Please find how many lines of the data contain the string "Memories", and respond with that number only.

**Provided records**
----------

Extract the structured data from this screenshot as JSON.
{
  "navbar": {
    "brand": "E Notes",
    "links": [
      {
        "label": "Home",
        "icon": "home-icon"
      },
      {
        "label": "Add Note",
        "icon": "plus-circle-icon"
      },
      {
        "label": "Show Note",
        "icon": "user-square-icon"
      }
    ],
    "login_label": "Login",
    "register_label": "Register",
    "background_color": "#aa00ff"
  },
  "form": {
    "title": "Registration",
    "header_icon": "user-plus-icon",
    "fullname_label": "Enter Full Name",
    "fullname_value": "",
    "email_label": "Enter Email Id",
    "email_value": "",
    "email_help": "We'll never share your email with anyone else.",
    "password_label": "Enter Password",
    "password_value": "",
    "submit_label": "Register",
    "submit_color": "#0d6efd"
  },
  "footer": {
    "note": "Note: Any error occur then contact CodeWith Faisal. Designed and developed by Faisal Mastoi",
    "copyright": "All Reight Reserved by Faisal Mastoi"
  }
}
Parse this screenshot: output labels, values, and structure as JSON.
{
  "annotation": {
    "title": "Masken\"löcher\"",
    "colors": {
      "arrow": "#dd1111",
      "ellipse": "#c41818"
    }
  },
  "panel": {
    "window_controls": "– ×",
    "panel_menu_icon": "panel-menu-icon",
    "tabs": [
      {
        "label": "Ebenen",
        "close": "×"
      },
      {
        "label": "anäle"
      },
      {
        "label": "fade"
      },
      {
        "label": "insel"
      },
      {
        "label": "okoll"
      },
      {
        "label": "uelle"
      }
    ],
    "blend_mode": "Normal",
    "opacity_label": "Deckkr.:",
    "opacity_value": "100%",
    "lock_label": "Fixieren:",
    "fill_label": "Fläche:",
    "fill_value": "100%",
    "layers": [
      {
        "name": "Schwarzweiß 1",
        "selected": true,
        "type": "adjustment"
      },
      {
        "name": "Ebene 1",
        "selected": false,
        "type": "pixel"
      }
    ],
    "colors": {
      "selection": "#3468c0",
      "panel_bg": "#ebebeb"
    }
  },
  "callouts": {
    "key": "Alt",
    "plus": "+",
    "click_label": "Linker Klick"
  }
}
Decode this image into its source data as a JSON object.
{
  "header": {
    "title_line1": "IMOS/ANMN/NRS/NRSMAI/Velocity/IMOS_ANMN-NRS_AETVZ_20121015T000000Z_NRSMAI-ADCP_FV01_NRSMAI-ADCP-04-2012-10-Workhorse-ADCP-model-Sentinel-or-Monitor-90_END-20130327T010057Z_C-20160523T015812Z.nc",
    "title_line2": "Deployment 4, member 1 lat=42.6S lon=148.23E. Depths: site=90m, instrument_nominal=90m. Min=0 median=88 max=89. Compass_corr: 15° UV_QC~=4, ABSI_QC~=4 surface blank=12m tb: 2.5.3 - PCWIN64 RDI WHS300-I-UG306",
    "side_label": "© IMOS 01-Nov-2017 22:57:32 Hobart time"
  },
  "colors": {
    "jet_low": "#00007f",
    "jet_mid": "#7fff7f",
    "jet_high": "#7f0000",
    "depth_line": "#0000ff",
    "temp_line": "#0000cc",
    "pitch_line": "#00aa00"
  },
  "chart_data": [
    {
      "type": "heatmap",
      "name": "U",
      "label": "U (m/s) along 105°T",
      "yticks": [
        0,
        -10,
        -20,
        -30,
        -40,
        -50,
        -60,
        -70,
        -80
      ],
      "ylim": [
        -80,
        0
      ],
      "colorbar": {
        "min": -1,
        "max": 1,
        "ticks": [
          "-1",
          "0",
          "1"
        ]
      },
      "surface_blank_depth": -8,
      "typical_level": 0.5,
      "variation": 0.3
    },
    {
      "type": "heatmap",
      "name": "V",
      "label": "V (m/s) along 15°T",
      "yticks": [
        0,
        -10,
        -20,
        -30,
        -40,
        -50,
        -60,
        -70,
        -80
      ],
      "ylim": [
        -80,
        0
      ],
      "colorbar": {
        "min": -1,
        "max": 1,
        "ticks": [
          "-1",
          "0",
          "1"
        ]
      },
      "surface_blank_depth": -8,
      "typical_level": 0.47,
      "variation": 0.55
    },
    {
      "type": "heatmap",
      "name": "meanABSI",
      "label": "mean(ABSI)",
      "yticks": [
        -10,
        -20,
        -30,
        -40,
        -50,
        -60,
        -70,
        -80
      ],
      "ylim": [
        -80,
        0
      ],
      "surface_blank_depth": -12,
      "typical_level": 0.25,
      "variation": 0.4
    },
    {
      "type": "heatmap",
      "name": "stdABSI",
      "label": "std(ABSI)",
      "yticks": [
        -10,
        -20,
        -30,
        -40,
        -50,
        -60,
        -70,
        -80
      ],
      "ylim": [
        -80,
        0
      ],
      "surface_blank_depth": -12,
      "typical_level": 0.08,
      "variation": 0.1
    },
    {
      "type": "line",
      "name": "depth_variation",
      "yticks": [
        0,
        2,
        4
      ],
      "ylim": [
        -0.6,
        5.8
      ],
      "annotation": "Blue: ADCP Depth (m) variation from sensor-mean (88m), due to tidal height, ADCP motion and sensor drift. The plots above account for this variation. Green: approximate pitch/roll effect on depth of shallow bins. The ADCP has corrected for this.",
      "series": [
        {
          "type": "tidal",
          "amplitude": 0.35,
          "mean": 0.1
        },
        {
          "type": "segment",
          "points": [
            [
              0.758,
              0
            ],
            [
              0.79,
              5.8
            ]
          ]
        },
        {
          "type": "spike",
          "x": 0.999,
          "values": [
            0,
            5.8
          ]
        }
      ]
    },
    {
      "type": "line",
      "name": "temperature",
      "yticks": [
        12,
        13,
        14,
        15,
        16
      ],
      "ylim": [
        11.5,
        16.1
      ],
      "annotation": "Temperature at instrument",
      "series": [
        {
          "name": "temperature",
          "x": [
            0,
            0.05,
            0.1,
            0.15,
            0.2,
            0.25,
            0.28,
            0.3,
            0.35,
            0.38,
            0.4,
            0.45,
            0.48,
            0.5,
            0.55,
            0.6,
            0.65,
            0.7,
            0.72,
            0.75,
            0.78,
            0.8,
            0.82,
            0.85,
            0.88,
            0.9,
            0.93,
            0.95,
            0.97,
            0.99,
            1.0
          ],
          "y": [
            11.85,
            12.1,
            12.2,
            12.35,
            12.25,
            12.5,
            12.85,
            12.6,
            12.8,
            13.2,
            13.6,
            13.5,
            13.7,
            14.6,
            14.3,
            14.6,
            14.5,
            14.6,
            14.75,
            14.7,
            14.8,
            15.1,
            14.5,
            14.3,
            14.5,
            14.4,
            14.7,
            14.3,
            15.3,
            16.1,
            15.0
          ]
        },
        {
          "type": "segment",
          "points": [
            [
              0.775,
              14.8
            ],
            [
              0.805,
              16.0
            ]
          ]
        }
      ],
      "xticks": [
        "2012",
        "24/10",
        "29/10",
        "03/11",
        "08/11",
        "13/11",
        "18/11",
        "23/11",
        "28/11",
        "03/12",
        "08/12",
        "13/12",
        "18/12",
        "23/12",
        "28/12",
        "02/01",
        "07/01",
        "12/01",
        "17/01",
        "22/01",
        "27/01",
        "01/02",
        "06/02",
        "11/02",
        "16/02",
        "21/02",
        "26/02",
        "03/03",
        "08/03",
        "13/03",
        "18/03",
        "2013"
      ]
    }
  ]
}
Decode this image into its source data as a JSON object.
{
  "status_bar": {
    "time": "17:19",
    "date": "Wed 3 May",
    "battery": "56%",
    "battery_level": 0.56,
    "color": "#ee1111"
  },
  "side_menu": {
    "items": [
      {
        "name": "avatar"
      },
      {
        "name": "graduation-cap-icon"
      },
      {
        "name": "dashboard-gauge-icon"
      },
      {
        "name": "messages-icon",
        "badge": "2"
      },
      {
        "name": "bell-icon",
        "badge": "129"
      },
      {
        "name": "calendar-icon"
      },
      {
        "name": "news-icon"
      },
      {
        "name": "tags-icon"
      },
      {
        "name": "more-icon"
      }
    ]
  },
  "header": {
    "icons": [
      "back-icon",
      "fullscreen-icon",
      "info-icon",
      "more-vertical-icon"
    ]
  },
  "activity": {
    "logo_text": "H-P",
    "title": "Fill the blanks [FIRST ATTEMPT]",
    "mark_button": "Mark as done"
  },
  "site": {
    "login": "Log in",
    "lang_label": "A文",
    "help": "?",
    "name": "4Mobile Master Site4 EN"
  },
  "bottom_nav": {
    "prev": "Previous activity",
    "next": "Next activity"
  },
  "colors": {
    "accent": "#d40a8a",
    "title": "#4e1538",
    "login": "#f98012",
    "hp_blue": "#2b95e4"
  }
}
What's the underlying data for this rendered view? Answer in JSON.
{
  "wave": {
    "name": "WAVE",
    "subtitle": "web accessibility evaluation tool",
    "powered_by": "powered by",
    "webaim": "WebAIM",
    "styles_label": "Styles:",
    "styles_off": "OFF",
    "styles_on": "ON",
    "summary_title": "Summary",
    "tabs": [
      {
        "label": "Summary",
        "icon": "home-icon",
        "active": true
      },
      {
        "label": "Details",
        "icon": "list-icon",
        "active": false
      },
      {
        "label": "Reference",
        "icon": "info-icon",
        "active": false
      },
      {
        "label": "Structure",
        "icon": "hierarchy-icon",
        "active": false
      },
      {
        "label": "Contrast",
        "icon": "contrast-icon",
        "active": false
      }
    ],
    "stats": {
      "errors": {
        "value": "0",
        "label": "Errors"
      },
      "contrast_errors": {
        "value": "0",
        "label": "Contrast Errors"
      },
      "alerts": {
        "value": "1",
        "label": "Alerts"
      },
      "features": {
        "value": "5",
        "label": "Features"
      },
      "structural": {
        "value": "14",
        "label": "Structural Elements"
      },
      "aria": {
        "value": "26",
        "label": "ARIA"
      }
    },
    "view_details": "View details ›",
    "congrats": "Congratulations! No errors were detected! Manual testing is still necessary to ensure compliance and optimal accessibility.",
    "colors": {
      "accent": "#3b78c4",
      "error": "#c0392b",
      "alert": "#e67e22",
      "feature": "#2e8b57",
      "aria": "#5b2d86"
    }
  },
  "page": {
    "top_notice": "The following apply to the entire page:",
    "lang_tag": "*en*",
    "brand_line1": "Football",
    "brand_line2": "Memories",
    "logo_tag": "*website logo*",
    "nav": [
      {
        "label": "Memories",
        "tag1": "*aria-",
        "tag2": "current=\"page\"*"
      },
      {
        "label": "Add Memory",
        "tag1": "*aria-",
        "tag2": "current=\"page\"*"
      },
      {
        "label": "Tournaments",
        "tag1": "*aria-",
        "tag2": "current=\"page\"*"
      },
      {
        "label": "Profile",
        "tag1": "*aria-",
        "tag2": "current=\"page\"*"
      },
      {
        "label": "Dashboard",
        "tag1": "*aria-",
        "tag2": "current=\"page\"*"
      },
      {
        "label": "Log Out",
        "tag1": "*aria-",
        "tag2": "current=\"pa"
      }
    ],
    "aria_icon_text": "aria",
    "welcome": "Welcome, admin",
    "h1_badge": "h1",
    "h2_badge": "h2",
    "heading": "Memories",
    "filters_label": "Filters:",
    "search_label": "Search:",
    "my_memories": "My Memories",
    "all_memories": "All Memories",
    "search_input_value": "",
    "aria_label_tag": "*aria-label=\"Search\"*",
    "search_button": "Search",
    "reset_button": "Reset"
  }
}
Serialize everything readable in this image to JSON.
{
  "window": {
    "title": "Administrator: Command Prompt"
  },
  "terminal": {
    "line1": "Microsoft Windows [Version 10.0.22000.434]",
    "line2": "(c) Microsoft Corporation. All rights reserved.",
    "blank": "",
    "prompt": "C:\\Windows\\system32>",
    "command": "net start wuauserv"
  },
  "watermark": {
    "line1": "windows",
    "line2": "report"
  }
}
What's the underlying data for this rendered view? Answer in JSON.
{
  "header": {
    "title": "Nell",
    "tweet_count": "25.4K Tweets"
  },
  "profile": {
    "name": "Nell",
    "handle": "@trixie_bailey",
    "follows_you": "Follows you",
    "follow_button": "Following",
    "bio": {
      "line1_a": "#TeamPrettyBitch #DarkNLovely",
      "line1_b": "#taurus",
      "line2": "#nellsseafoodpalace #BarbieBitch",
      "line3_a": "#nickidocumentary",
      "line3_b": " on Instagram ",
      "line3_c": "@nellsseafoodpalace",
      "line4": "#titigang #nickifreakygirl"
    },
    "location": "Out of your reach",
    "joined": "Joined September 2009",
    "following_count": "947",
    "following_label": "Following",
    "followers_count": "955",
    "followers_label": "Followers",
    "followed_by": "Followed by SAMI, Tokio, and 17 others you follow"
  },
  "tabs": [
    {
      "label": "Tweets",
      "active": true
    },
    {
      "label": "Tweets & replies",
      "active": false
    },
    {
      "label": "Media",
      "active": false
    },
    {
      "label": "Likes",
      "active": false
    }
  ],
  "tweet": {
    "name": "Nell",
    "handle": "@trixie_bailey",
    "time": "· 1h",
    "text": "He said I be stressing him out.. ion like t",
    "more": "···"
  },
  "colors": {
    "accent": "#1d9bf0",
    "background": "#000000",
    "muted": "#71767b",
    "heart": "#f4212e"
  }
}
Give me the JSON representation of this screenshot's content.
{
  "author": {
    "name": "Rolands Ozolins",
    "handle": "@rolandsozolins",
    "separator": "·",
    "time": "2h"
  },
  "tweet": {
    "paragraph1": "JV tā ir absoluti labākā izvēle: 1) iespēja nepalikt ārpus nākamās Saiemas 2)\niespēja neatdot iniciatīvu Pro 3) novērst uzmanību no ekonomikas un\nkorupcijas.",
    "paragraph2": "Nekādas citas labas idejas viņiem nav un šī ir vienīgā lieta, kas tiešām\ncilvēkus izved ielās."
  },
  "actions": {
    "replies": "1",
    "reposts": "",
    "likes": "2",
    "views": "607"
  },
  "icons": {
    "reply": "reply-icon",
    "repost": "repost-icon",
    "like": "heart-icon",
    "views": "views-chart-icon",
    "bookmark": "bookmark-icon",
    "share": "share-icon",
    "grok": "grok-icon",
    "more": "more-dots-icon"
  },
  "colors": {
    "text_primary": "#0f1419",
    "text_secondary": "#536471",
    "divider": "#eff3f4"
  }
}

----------

**Answer for the task**
5